**Work request**: An exact copy of the records is needed; please leave the images out.

**Dataset records**:
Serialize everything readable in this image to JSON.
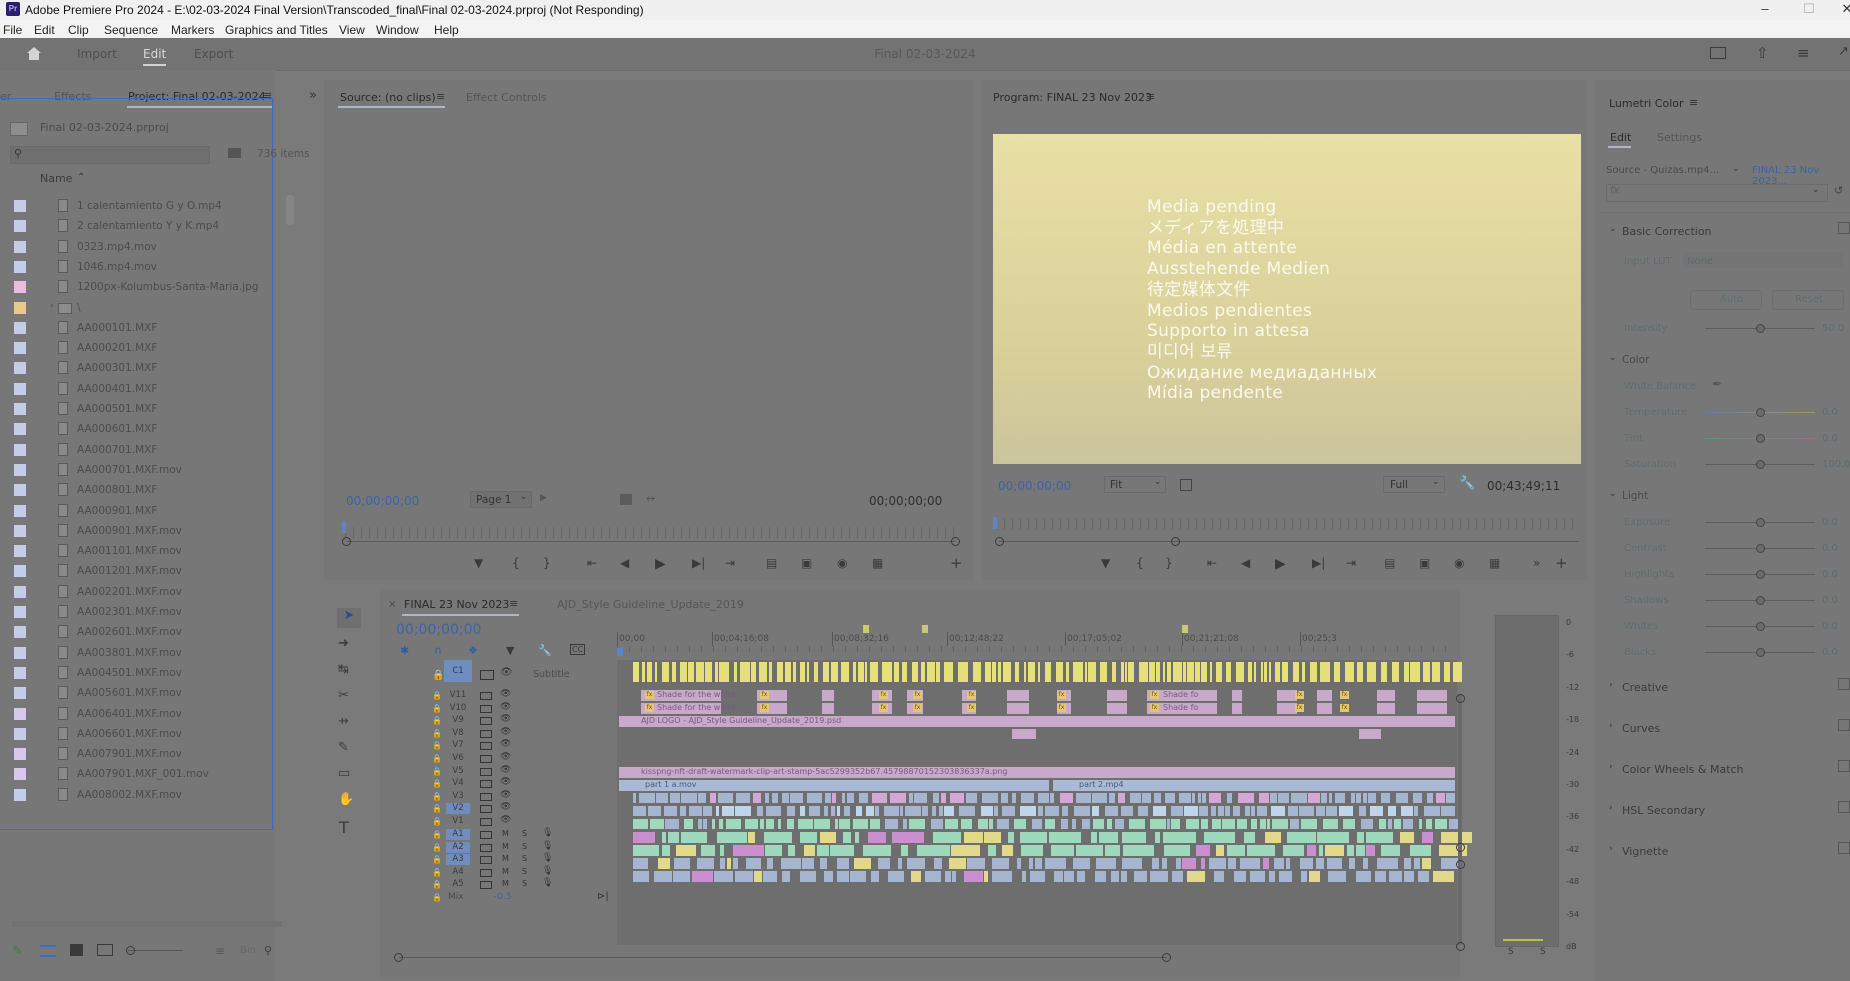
{
  "titlebar": {
    "app_icon": "Pr",
    "title": "Adobe Premiere Pro 2024 - E:\\02-03-2024 Final Version\\Transcoded_final\\Final 02-03-2024.prproj (Not Responding)"
  },
  "menu": [
    "File",
    "Edit",
    "Clip",
    "Sequence",
    "Markers",
    "Graphics and Titles",
    "View",
    "Window",
    "Help"
  ],
  "header": {
    "workspaces": [
      "Import",
      "Edit",
      "Export"
    ],
    "active_workspace": "Edit",
    "project_title": "Final 02-03-2024"
  },
  "project_panel": {
    "tabs": [
      "er",
      "Effects",
      "Project: Final 02-03-2024"
    ],
    "project_file": "Final 02-03-2024.prproj",
    "item_count": "736 items",
    "column_header": "Name",
    "items": [
      {
        "name": "1 calentamiento G y O.mp4",
        "color": "#c4cce8",
        "type": "file"
      },
      {
        "name": "2 calentamiento Y y K.mp4",
        "color": "#c4cce8",
        "type": "file"
      },
      {
        "name": "0323.mp4.mov",
        "color": "#c4cce8",
        "type": "file"
      },
      {
        "name": "1046.mp4.mov",
        "color": "#c4cce8",
        "type": "file"
      },
      {
        "name": "1200px-Kolumbus-Santa-Maria.jpg",
        "color": "#e8bde0",
        "type": "file"
      },
      {
        "name": "\\",
        "color": "#e6c98f",
        "type": "folder"
      },
      {
        "name": "AA000101.MXF",
        "color": "#c4cce8",
        "type": "file"
      },
      {
        "name": "AA000201.MXF",
        "color": "#c4cce8",
        "type": "file"
      },
      {
        "name": "AA000301.MXF",
        "color": "#c4cce8",
        "type": "file"
      },
      {
        "name": "AA000401.MXF",
        "color": "#c4cce8",
        "type": "file"
      },
      {
        "name": "AA000501.MXF",
        "color": "#c4cce8",
        "type": "file"
      },
      {
        "name": "AA000601.MXF",
        "color": "#c4cce8",
        "type": "file"
      },
      {
        "name": "AA000701.MXF",
        "color": "#c4cce8",
        "type": "file"
      },
      {
        "name": "AA000701.MXF.mov",
        "color": "#c4cce8",
        "type": "file"
      },
      {
        "name": "AA000801.MXF",
        "color": "#c4cce8",
        "type": "file"
      },
      {
        "name": "AA000901.MXF",
        "color": "#c4cce8",
        "type": "file"
      },
      {
        "name": "AA000901.MXF.mov",
        "color": "#c4cce8",
        "type": "file"
      },
      {
        "name": "AA001101.MXF.mov",
        "color": "#c4cce8",
        "type": "file"
      },
      {
        "name": "AA001201.MXF.mov",
        "color": "#c4cce8",
        "type": "file"
      },
      {
        "name": "AA002201.MXF.mov",
        "color": "#c4cce8",
        "type": "file"
      },
      {
        "name": "AA002301.MXF.mov",
        "color": "#c4cce8",
        "type": "file"
      },
      {
        "name": "AA002601.MXF.mov",
        "color": "#c4cce8",
        "type": "file"
      },
      {
        "name": "AA003801.MXF.mov",
        "color": "#c4cce8",
        "type": "file"
      },
      {
        "name": "AA004501.MXF.mov",
        "color": "#c4cce8",
        "type": "file"
      },
      {
        "name": "AA005601.MXF.mov",
        "color": "#c4cce8",
        "type": "file"
      },
      {
        "name": "AA006401.MXF.mov",
        "color": "#d8c8ec",
        "type": "file"
      },
      {
        "name": "AA006601.MXF.mov",
        "color": "#c4cce8",
        "type": "file"
      },
      {
        "name": "AA007901.MXF.mov",
        "color": "#d8c8ec",
        "type": "file"
      },
      {
        "name": "AA007901.MXF_001.mov",
        "color": "#d8c8ec",
        "type": "file"
      },
      {
        "name": "AA008002.MXF.mov",
        "color": "#c4cce8",
        "type": "file"
      }
    ],
    "footer_label": "Bin"
  },
  "source_monitor": {
    "tabs": [
      "Source: (no clips)",
      "Effect Controls"
    ],
    "timecode_in": "00;00;00;00",
    "timecode_out": "00;00;00;00",
    "page_select": "Page 1"
  },
  "program_monitor": {
    "tab": "Program: FINAL 23 Nov 2023",
    "pending_messages": [
      "Media pending",
      "メディアを処理中",
      "Média en attente",
      "Ausstehende Medien",
      "待定媒体文件",
      "Medios pendientes",
      "Supporto in attesa",
      "미디어 보류",
      "Ожидание медиаданных",
      "Mídia pendente"
    ],
    "timecode": "00;00;00;00",
    "fit": "Fit",
    "resolution": "Full",
    "duration": "00;43;49;11"
  },
  "timeline": {
    "tabs": [
      "FINAL 23 Nov 2023",
      "AJD_Style Guideline_Update_2019"
    ],
    "timecode": "00;00;00;00",
    "ruler": [
      "00;00",
      "00;04;16;08",
      "00;08;32;16",
      "00;12;48;22",
      "00;17;05;02",
      "00;21;21;08",
      "00;25;3"
    ],
    "caption_track": {
      "label": "C1",
      "name": "Subtitle"
    },
    "video_tracks": [
      "V11",
      "V10",
      "V9",
      "V8",
      "V7",
      "V6",
      "V5",
      "V4",
      "V3",
      "V2",
      "V1"
    ],
    "audio_tracks": [
      "A1",
      "A2",
      "A3",
      "A4",
      "A5"
    ],
    "mix_label": "Mix",
    "mix_value": "-0.5",
    "clip_labels": {
      "shade1": "Shade for the white",
      "shade2": "Shade for the white",
      "shade3": "Shade fo",
      "shade4": "Shade fo",
      "logo": "AJD LOGO - AJD_Style Guideline_Update_2019.psd",
      "watermark": "kisspng-nft-draft-watermark-clip-art-stamp-5ac5299352b67.45798870152303836337a.png",
      "part1": "part 1 a.mov",
      "part2": "part 2.mp4",
      "fx": "fx"
    },
    "audio_meter_scale": [
      "0",
      "-6",
      "-12",
      "-18",
      "-24",
      "-30",
      "-36",
      "-42",
      "-48",
      "-54",
      "dB"
    ],
    "meter_solo": [
      "S",
      "S"
    ]
  },
  "lumetri": {
    "title": "Lumetri Color",
    "tabs": [
      "Edit",
      "Settings"
    ],
    "source": "Source - Quizas.mp4...",
    "sequence": "FINAL 23 Nov 2023...",
    "fx_label": "fx",
    "sections": {
      "basic": "Basic Correction",
      "input_lut_label": "Input LUT",
      "input_lut_value": "None",
      "auto": "Auto",
      "reset": "Reset",
      "intensity": "Intensity",
      "intensity_value": "50.0",
      "color": "Color",
      "white_balance": "White Balance",
      "temperature": "Temperature",
      "temperature_value": "0.0",
      "tint": "Tint",
      "tint_value": "0.0",
      "saturation": "Saturation",
      "saturation_value": "100.0",
      "light": "Light",
      "exposure": "Exposure",
      "exposure_value": "0.0",
      "contrast": "Contrast",
      "contrast_value": "0.0",
      "highlights": "Highlights",
      "highlights_value": "0.0",
      "shadows": "Shadows",
      "shadows_value": "0.0",
      "whites": "Whites",
      "whites_value": "0.0",
      "blacks": "Blacks",
      "blacks_value": "0.0",
      "creative": "Creative",
      "curves": "Curves",
      "color_wheels": "Color Wheels & Match",
      "hsl": "HSL Secondary",
      "vignette": "Vignette"
    }
  }
}
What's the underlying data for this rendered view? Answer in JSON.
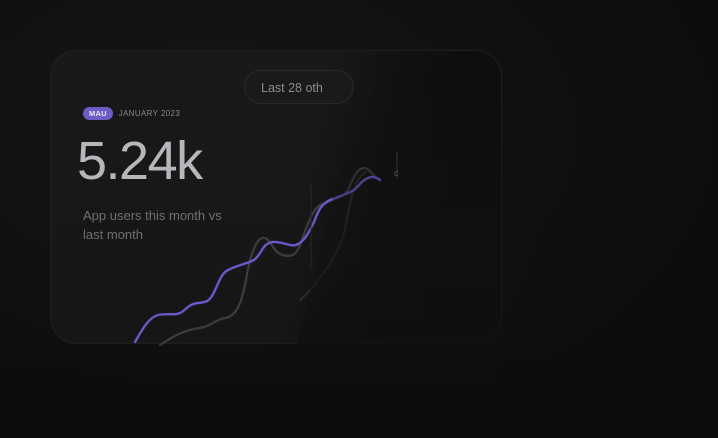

**Worked solution**:
Serialize everything readable in this image to JSON.
{
  "titlebar": {
    "app_icon": "Pr",
    "title": "Adobe Premiere Pro 2024 - E:\\02-03-2024 Final Version\\Transcoded_final\\Final 02-03-2024.prproj (Not Responding)"
  },
  "menu": [
    "File",
    "Edit",
    "Clip",
    "Sequence",
    "Markers",
    "Graphics and Titles",
    "View",
    "Window",
    "Help"
  ],
  "header": {
    "workspaces": [
      "Import",
      "Edit",
      "Export"
    ],
    "active_workspace": "Edit",
    "project_title": "Final 02-03-2024"
  },
  "project_panel": {
    "tabs": [
      "er",
      "Effects",
      "Project: Final 02-03-2024"
    ],
    "project_file": "Final 02-03-2024.prproj",
    "item_count": "736 items",
    "column_header": "Name",
    "items": [
      {
        "name": "1 calentamiento G y O.mp4",
        "color": "#c4cce8",
        "type": "file"
      },
      {
        "name": "2 calentamiento Y y K.mp4",
        "color": "#c4cce8",
        "type": "file"
      },
      {
        "name": "0323.mp4.mov",
        "color": "#c4cce8",
        "type": "file"
      },
      {
        "name": "1046.mp4.mov",
        "color": "#c4cce8",
        "type": "file"
      },
      {
        "name": "1200px-Kolumbus-Santa-Maria.jpg",
        "color": "#e8bde0",
        "type": "file"
      },
      {
        "name": "\\",
        "color": "#e6c98f",
        "type": "folder"
      },
      {
        "name": "AA000101.MXF",
        "color": "#c4cce8",
        "type": "file"
      },
      {
        "name": "AA000201.MXF",
        "color": "#c4cce8",
        "type": "file"
      },
      {
        "name": "AA000301.MXF",
        "color": "#c4cce8",
        "type": "file"
      },
      {
        "name": "AA000401.MXF",
        "color": "#c4cce8",
        "type": "file"
      },
      {
        "name": "AA000501.MXF",
        "color": "#c4cce8",
        "type": "file"
      },
      {
        "name": "AA000601.MXF",
        "color": "#c4cce8",
        "type": "file"
      },
      {
        "name": "AA000701.MXF",
        "color": "#c4cce8",
        "type": "file"
      },
      {
        "name": "AA000701.MXF.mov",
        "color": "#c4cce8",
        "type": "file"
      },
      {
        "name": "AA000801.MXF",
        "color": "#c4cce8",
        "type": "file"
      },
      {
        "name": "AA000901.MXF",
        "color": "#c4cce8",
        "type": "file"
      },
      {
        "name": "AA000901.MXF.mov",
        "color": "#c4cce8",
        "type": "file"
      },
      {
        "name": "AA001101.MXF.mov",
        "color": "#c4cce8",
        "type": "file"
      },
      {
        "name": "AA001201.MXF.mov",
        "color": "#c4cce8",
        "type": "file"
      },
      {
        "name": "AA002201.MXF.mov",
        "color": "#c4cce8",
        "type": "file"
      },
      {
        "name": "AA002301.MXF.mov",
        "color": "#c4cce8",
        "type": "file"
      },
      {
        "name": "AA002601.MXF.mov",
        "color": "#c4cce8",
        "type": "file"
      },
      {
        "name": "AA003801.MXF.mov",
        "color": "#c4cce8",
        "type": "file"
      },
      {
        "name": "AA004501.MXF.mov",
        "color": "#c4cce8",
        "type": "file"
      },
      {
        "name": "AA005601.MXF.mov",
        "color": "#c4cce8",
        "type": "file"
      },
      {
        "name": "AA006401.MXF.mov",
        "color": "#d8c8ec",
        "type": "file"
      },
      {
        "name": "AA006601.MXF.mov",
        "color": "#c4cce8",
        "type": "file"
      },
      {
        "name": "AA007901.MXF.mov",
        "color": "#d8c8ec",
        "type": "file"
      },
      {
        "name": "AA007901.MXF_001.mov",
        "color": "#d8c8ec",
        "type": "file"
      },
      {
        "name": "AA008002.MXF.mov",
        "color": "#c4cce8",
        "type": "file"
      }
    ],
    "footer_label": "Bin"
  },
  "source_monitor": {
    "tabs": [
      "Source: (no clips)",
      "Effect Controls"
    ],
    "timecode_in": "00;00;00;00",
    "timecode_out": "00;00;00;00",
    "page_select": "Page 1"
  },
  "program_monitor": {
    "tab": "Program: FINAL 23 Nov 2023",
    "pending_messages": [
      "Media pending",
      "メディアを処理中",
      "Média en attente",
      "Ausstehende Medien",
      "待定媒体文件",
      "Medios pendientes",
      "Supporto in attesa",
      "미디어 보류",
      "Ожидание медиаданных",
      "Mídia pendente"
    ],
    "timecode": "00;00;00;00",
    "fit": "Fit",
    "resolution": "Full",
    "duration": "00;43;49;11"
  },
  "timeline": {
    "tabs": [
      "FINAL 23 Nov 2023",
      "AJD_Style Guideline_Update_2019"
    ],
    "timecode": "00;00;00;00",
    "ruler": [
      "00;00",
      "00;04;16;08",
      "00;08;32;16",
      "00;12;48;22",
      "00;17;05;02",
      "00;21;21;08",
      "00;25;3"
    ],
    "caption_track": {
      "label": "C1",
      "name": "Subtitle"
    },
    "video_tracks": [
      "V11",
      "V10",
      "V9",
      "V8",
      "V7",
      "V6",
      "V5",
      "V4",
      "V3",
      "V2",
      "V1"
    ],
    "audio_tracks": [
      "A1",
      "A2",
      "A3",
      "A4",
      "A5"
    ],
    "mix_label": "Mix",
    "mix_value": "-0.5",
    "clip_labels": {
      "shade1": "Shade for the white",
      "shade2": "Shade for the white",
      "shade3": "Shade fo",
      "shade4": "Shade fo",
      "logo": "AJD LOGO - AJD_Style Guideline_Update_2019.psd",
      "watermark": "kisspng-nft-draft-watermark-clip-art-stamp-5ac5299352b67.45798870152303836337a.png",
      "part1": "part 1 a.mov",
      "part2": "part 2.mp4",
      "fx": "fx"
    },
    "audio_meter_scale": [
      "0",
      "-6",
      "-12",
      "-18",
      "-24",
      "-30",
      "-36",
      "-42",
      "-48",
      "-54",
      "dB"
    ],
    "meter_solo": [
      "S",
      "S"
    ]
  },
  "lumetri": {
    "title": "Lumetri Color",
    "tabs": [
      "Edit",
      "Settings"
    ],
    "source": "Source - Quizas.mp4...",
    "sequence": "FINAL 23 Nov 2023...",
    "fx_label": "fx",
    "sections": {
      "basic": "Basic Correction",
      "input_lut_label": "Input LUT",
      "input_lut_value": "None",
      "auto": "Auto",
      "reset": "Reset",
      "intensity": "Intensity",
      "intensity_value": "50.0",
      "color": "Color",
      "white_balance": "White Balance",
      "temperature": "Temperature",
      "temperature_value": "0.0",
      "tint": "Tint",
      "tint_value": "0.0",
      "saturation": "Saturation",
      "saturation_value": "100.0",
      "light": "Light",
      "exposure": "Exposure",
      "exposure_value": "0.0",
      "contrast": "Contrast",
      "contrast_value": "0.0",
      "highlights": "Highlights",
      "highlights_value": "0.0",
      "shadows": "Shadows",
      "shadows_value": "0.0",
      "whites": "Whites",
      "whites_value": "0.0",
      "blacks": "Blacks",
      "blacks_value": "0.0",
      "creative": "Creative",
      "curves": "Curves",
      "color_wheels": "Color Wheels & Match",
      "hsl": "HSL Secondary",
      "vignette": "Vignette"
    }
  }
}
What's the underlying data for this rendered view? Answer in JSON.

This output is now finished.